The Straits Times
Published on Dec 20, 2012

Ways to solve manpower crunch


IT IS ironic that we may have to hire foreign workers to clean foreign workers' dormitories ("Foreign labour crunch results in shortage of cleaners"; Monday).

The solution to the manpower crunch remains elusive and the tripartite bodies should examine the manpower situation and offer tenable, sustainable options.

My suggestions are:

>>Conduct a comprehensive study to determine the manpower requirements by sector, and develop a plan for sourcing for manpower that matches sector growth.

>>Analyse local sources of manpower (for example, fresh graduates, seniors, housewives and so on), and determine where each would be most suitably employed.

>>Localise professional, managerial and executive (PME) positions by granting foreigners employment passes only for positions that are unique or specific to their skill or competency requirements.

>>Cap the duration of engagement for foreign workers in the low-skilled categories.

>>Offer grants or incentives for building designs and structures that are productivity-friendly.

>>Set suitable productivity indicators for the respective sectors that would be the criteria for determining foreign worker quotas.

>>Create a multi-tiered foreign worker levy, with the levy amount ranging from high (for PME positions) to low (for jobs that are unattractive to locals).

>>Eliminate the S Pass and refine the criteria for granting Employment Passes and Work Permits to prevent employers from getting around the foreign worker restrictions.

>>Promote and support training institutions that provide a steady supply of local and foreign interns and graduates.

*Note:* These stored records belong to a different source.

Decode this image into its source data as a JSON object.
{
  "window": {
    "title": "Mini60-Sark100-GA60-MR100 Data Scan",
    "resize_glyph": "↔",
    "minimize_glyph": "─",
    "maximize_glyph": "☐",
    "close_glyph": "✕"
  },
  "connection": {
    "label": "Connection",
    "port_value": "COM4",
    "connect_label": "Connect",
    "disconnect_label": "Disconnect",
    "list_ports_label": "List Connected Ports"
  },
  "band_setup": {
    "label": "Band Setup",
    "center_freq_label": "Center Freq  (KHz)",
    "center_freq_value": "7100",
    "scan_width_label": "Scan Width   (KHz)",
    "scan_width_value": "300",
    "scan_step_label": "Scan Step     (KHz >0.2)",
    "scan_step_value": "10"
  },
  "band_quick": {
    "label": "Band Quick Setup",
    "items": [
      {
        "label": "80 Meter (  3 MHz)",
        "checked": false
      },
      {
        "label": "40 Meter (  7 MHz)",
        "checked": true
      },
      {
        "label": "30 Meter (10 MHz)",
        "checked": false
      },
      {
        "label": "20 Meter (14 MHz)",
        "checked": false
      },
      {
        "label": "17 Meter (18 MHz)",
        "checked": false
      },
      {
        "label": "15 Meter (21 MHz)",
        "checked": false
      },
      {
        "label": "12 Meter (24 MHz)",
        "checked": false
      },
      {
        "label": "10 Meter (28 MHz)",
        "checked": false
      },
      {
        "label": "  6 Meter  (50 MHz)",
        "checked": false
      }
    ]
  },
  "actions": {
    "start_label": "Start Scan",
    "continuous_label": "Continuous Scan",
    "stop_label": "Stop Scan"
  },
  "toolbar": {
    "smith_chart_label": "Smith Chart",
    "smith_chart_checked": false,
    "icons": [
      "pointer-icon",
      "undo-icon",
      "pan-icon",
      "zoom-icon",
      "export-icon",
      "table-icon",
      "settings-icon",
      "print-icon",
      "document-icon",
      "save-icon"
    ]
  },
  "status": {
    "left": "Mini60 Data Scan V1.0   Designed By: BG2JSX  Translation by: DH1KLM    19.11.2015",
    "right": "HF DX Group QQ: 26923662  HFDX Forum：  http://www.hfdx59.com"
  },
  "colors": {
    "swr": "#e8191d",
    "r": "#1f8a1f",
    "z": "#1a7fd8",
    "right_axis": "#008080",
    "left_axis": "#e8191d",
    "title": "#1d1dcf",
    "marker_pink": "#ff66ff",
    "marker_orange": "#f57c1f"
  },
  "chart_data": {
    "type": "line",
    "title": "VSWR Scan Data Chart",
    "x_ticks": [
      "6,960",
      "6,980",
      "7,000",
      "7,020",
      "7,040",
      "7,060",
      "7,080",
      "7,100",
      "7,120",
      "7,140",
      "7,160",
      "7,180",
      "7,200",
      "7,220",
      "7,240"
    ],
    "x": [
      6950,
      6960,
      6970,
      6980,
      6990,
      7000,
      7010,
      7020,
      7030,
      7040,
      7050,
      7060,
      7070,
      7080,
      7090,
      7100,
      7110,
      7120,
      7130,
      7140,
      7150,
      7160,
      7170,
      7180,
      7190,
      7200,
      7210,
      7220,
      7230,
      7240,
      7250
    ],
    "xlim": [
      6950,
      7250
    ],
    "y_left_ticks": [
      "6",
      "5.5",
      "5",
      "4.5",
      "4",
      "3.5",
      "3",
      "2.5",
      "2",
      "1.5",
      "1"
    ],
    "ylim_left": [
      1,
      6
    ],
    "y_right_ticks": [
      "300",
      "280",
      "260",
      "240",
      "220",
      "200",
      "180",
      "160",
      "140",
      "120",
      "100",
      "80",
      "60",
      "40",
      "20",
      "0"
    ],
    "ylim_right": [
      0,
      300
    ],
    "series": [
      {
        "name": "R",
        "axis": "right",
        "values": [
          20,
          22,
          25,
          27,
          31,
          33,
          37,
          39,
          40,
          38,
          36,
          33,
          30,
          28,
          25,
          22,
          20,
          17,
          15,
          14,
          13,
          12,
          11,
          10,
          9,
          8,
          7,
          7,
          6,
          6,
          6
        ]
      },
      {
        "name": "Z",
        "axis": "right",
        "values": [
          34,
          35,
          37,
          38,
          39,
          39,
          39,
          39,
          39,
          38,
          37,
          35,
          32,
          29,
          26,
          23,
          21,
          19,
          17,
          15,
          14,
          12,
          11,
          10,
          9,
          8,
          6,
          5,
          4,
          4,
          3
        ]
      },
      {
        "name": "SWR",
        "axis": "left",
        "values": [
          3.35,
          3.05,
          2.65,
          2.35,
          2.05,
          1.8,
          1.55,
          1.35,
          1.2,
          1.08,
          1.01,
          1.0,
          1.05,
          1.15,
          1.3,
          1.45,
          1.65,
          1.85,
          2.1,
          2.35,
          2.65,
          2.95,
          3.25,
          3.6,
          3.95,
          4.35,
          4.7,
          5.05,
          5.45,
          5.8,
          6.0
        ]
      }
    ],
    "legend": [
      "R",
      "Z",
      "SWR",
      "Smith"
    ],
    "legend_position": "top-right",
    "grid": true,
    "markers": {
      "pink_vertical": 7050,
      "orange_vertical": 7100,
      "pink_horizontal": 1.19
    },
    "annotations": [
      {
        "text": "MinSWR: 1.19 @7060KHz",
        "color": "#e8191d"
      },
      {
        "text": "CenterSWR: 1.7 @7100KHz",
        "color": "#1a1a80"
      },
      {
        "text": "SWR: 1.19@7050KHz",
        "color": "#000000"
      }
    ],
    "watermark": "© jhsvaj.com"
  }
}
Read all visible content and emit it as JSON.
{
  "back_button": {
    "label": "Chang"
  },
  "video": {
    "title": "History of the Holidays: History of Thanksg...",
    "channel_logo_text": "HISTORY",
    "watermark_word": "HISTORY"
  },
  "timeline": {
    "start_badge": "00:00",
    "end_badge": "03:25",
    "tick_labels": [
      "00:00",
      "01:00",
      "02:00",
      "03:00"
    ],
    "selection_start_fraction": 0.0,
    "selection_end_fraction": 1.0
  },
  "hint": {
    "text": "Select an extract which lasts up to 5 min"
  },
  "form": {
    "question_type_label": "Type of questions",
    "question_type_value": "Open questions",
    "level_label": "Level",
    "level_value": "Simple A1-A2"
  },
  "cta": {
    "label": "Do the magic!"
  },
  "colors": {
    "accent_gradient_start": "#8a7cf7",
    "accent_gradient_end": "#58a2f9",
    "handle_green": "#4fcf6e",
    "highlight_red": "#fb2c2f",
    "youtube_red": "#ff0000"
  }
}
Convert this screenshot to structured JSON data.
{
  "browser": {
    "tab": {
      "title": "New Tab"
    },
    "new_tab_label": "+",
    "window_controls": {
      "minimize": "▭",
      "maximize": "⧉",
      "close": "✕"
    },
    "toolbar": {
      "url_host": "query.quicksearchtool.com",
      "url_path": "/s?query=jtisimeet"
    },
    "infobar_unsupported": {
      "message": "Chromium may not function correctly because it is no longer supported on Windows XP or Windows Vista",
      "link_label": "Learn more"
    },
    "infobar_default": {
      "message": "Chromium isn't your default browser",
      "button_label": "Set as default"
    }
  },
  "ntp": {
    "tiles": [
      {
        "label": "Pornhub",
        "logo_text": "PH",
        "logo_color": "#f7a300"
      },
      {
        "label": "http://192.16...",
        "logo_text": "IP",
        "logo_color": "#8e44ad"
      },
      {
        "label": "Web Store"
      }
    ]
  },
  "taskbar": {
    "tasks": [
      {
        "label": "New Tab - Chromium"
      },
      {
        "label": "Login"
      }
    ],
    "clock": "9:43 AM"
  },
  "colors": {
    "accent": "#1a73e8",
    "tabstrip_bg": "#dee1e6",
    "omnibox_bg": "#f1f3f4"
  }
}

>>Open up the sources of labour to avoid having one nationality dominate a particular occupation or trade.

Brenton Ong